▶ _WHAT THIS TASK INVOLVES_: In how many lines of the data below does the word "CaptainDMA" appear? Reply with the number and nothing more.

Entries taken from a collection:
====================

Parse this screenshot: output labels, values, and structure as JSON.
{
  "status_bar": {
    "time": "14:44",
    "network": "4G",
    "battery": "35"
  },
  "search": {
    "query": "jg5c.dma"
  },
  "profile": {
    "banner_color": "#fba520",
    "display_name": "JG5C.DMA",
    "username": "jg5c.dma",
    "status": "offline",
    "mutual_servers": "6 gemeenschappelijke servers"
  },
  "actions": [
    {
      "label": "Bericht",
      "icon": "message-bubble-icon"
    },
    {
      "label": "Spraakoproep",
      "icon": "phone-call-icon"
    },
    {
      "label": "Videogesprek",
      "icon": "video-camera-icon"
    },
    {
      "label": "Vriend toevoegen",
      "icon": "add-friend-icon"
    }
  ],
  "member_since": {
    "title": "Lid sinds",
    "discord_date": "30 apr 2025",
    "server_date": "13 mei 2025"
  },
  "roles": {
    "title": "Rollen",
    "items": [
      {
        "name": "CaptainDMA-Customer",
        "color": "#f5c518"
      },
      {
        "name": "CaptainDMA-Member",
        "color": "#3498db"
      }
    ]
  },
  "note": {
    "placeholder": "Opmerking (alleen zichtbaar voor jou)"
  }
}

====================

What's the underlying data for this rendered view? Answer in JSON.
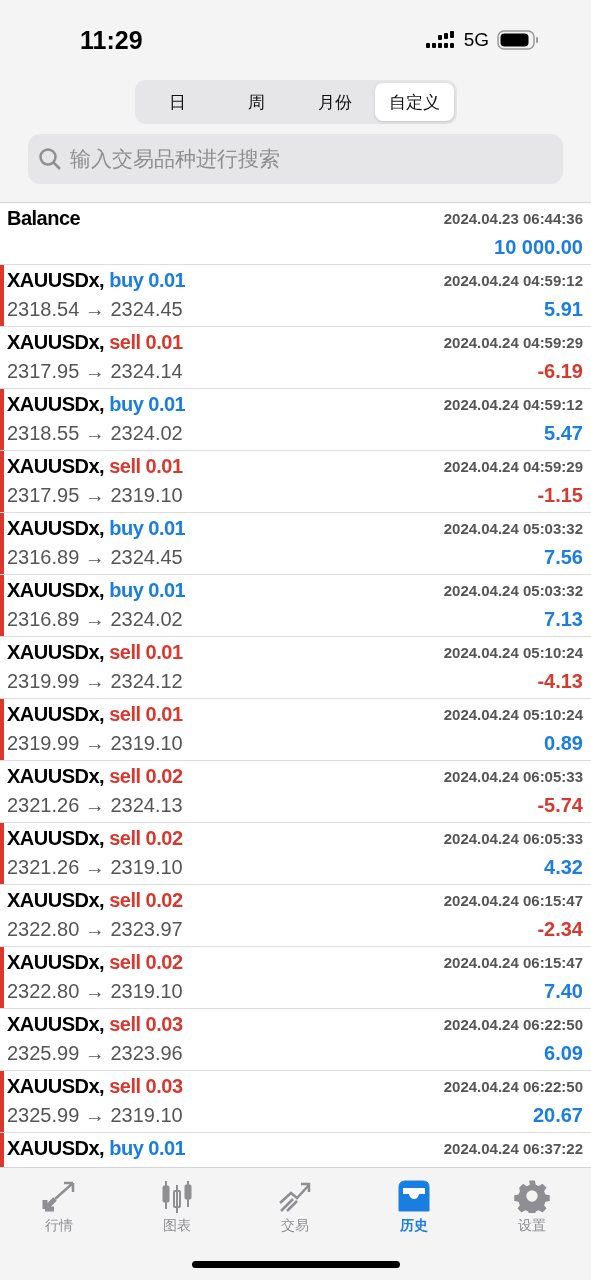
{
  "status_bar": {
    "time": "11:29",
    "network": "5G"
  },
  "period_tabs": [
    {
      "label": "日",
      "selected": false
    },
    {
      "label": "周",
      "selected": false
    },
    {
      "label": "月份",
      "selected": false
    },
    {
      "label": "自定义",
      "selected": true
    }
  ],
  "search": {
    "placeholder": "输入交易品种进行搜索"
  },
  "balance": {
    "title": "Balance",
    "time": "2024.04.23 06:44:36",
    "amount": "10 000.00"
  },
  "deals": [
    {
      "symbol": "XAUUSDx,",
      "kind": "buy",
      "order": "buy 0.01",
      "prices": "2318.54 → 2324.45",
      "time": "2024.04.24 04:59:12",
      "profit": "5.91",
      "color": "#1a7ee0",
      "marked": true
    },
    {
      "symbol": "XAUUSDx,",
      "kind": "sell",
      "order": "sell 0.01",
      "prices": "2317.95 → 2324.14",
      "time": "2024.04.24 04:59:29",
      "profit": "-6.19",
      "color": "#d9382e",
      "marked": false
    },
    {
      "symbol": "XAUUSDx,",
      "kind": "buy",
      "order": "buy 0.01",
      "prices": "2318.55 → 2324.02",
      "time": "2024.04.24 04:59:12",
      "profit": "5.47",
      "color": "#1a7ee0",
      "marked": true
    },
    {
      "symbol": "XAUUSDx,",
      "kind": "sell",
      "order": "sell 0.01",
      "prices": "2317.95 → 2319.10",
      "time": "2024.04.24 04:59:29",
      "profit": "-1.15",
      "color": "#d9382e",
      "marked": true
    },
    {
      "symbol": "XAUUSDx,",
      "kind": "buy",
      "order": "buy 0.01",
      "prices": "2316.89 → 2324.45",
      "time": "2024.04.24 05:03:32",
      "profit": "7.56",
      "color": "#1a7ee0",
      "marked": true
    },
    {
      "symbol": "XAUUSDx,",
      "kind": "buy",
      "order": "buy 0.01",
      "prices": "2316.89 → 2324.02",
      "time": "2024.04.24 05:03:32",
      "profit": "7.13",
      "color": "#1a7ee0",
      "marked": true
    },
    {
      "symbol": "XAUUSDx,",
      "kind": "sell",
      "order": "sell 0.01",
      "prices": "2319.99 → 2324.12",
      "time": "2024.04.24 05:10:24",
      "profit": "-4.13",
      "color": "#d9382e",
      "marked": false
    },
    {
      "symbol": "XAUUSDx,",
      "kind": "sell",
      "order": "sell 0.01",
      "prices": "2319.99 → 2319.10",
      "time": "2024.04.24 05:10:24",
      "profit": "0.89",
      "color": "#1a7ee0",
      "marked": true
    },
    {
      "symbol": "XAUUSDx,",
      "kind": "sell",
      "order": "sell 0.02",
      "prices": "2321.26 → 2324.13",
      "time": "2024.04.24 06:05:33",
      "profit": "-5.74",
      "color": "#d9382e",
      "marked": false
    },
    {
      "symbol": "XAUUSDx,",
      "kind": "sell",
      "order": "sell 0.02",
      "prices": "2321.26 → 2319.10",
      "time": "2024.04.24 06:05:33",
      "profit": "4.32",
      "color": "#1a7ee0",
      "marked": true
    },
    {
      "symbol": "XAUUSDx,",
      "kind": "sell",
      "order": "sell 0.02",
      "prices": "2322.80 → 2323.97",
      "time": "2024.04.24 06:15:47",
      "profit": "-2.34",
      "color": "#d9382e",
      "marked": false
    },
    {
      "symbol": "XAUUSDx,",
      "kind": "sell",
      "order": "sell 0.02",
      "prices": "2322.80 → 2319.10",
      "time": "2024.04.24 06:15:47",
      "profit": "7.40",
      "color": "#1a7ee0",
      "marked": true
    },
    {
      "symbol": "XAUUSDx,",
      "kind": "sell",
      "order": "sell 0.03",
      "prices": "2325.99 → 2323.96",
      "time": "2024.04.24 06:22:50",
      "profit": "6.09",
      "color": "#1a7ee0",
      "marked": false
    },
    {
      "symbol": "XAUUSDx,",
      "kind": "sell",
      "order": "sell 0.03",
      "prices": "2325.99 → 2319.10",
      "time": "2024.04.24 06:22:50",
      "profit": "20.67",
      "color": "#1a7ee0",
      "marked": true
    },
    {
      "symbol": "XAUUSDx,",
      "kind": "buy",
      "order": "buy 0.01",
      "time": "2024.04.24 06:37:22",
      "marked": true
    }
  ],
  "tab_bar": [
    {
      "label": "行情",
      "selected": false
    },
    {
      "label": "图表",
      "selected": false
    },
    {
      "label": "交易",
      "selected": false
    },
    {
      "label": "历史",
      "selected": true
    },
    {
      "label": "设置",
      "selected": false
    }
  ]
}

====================

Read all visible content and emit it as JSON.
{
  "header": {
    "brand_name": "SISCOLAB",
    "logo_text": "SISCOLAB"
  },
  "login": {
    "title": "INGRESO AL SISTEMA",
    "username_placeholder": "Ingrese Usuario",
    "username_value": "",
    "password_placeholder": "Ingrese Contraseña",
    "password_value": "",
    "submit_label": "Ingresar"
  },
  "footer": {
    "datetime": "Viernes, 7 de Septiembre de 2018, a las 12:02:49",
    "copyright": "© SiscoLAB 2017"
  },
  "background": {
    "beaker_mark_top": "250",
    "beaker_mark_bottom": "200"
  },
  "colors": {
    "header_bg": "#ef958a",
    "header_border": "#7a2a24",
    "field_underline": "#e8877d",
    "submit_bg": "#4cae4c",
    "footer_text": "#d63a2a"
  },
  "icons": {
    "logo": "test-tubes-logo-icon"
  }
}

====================

▶ _EXPECTED OUTPUT_: 2